[Records from a data collection]
[Start of section]

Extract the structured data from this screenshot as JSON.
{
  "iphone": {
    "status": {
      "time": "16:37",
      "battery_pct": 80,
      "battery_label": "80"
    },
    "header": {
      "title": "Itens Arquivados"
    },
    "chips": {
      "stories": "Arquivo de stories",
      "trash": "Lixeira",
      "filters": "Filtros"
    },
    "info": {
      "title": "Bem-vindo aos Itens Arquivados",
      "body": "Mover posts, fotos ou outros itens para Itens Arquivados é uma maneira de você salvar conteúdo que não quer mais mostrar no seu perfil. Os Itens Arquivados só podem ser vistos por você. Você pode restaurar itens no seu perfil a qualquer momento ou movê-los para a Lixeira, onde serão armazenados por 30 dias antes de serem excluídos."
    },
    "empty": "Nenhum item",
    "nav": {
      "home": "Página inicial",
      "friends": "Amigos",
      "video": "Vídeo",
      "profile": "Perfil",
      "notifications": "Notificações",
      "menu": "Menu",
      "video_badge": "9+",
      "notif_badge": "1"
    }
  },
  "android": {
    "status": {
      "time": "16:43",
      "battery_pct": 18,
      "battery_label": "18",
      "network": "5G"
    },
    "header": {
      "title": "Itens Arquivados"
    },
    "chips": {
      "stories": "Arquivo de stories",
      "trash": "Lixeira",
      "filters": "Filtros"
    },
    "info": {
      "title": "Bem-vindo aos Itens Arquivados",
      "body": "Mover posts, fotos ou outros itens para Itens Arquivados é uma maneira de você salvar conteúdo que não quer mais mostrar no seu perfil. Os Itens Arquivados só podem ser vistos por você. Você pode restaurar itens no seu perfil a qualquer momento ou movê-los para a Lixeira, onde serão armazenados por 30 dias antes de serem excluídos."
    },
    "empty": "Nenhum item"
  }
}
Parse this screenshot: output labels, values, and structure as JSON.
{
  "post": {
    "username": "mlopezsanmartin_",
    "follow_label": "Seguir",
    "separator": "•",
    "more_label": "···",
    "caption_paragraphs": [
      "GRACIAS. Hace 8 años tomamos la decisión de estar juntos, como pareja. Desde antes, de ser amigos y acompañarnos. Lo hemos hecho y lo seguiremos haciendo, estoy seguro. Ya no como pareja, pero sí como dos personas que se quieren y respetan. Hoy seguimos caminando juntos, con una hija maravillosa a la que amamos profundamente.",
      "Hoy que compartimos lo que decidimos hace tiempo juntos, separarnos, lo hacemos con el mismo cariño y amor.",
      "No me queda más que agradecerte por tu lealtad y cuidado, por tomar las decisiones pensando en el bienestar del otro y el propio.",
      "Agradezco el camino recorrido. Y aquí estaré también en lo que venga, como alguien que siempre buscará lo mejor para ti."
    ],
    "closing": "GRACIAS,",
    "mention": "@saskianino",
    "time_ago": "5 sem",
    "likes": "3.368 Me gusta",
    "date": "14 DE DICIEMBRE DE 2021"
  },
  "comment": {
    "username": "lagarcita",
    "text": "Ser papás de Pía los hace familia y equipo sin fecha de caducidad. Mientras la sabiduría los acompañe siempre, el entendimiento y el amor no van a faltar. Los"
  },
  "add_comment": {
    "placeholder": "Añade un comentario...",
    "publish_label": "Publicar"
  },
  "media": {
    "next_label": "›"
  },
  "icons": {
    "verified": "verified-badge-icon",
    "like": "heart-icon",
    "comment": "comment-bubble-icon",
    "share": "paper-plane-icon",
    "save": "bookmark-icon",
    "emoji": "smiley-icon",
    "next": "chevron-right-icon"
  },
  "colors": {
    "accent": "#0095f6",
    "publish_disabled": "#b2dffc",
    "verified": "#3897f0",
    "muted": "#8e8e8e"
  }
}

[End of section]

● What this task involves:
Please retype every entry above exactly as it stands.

● Response below:
Extract the structured data from this screenshot as JSON.
{
  "iphone": {
    "status": {
      "time": "16:37",
      "battery_pct": 80,
      "battery_label": "80"
    },
    "header": {
      "title": "Itens Arquivados"
    },
    "chips": {
      "stories": "Arquivo de stories",
      "trash": "Lixeira",
      "filters": "Filtros"
    },
    "info": {
      "title": "Bem-vindo aos Itens Arquivados",
      "body": "Mover posts, fotos ou outros itens para Itens Arquivados é uma maneira de você salvar conteúdo que não quer mais mostrar no seu perfil. Os Itens Arquivados só podem ser vistos por você. Você pode restaurar itens no seu perfil a qualquer momento ou movê-los para a Lixeira, onde serão armazenados por 30 dias antes de serem excluídos."
    },
    "empty": "Nenhum item",
    "nav": {
      "home": "Página inicial",
      "friends": "Amigos",
      "video": "Vídeo",
      "profile": "Perfil",
      "notifications": "Notificações",
      "menu": "Menu",
      "video_badge": "9+",
      "notif_badge": "1"
    }
  },
  "android": {
    "status": {
      "time": "16:43",
      "battery_pct": 18,
      "battery_label": "18",
      "network": "5G"
    },
    "header": {
      "title": "Itens Arquivados"
    },
    "chips": {
      "stories": "Arquivo de stories",
      "trash": "Lixeira",
      "filters": "Filtros"
    },
    "info": {
      "title": "Bem-vindo aos Itens Arquivados",
      "body": "Mover posts, fotos ou outros itens para Itens Arquivados é uma maneira de você salvar conteúdo que não quer mais mostrar no seu perfil. Os Itens Arquivados só podem ser vistos por você. Você pode restaurar itens no seu perfil a qualquer momento ou movê-los para a Lixeira, onde serão armazenados por 30 dias antes de serem excluídos."
    },
    "empty": "Nenhum item"
  }
}
Parse this screenshot: output labels, values, and structure as JSON.
{
  "post": {
    "username": "mlopezsanmartin_",
    "follow_label": "Seguir",
    "separator": "•",
    "more_label": "···",
    "caption_paragraphs": [
      "GRACIAS. Hace 8 años tomamos la decisión de estar juntos, como pareja. Desde antes, de ser amigos y acompañarnos. Lo hemos hecho y lo seguiremos haciendo, estoy seguro. Ya no como pareja, pero sí como dos personas que se quieren y respetan. Hoy seguimos caminando juntos, con una hija maravillosa a la que amamos profundamente.",
      "Hoy que compartimos lo que decidimos hace tiempo juntos, separarnos, lo hacemos con el mismo cariño y amor.",
      "No me queda más que agradecerte por tu lealtad y cuidado, por tomar las decisiones pensando en el bienestar del otro y el propio.",
      "Agradezco el camino recorrido. Y aquí estaré también en lo que venga, como alguien que siempre buscará lo mejor para ti."
    ],
    "closing": "GRACIAS,",
    "mention": "@saskianino",
    "time_ago": "5 sem",
    "likes": "3.368 Me gusta",
    "date": "14 DE DICIEMBRE DE 2021"
  },
  "comment": {
    "username": "lagarcita",
    "text": "Ser papás de Pía los hace familia y equipo sin fecha de caducidad. Mientras la sabiduría los acompañe siempre, el entendimiento y el amor no van a faltar. Los"
  },
  "add_comment": {
    "placeholder": "Añade un comentario...",
    "publish_label": "Publicar"
  },
  "media": {
    "next_label": "›"
  },
  "icons": {
    "verified": "verified-badge-icon",
    "like": "heart-icon",
    "comment": "comment-bubble-icon",
    "share": "paper-plane-icon",
    "save": "bookmark-icon",
    "emoji": "smiley-icon",
    "next": "chevron-right-icon"
  },
  "colors": {
    "accent": "#0095f6",
    "publish_disabled": "#b2dffc",
    "verified": "#3897f0",
    "muted": "#8e8e8e"
  }
}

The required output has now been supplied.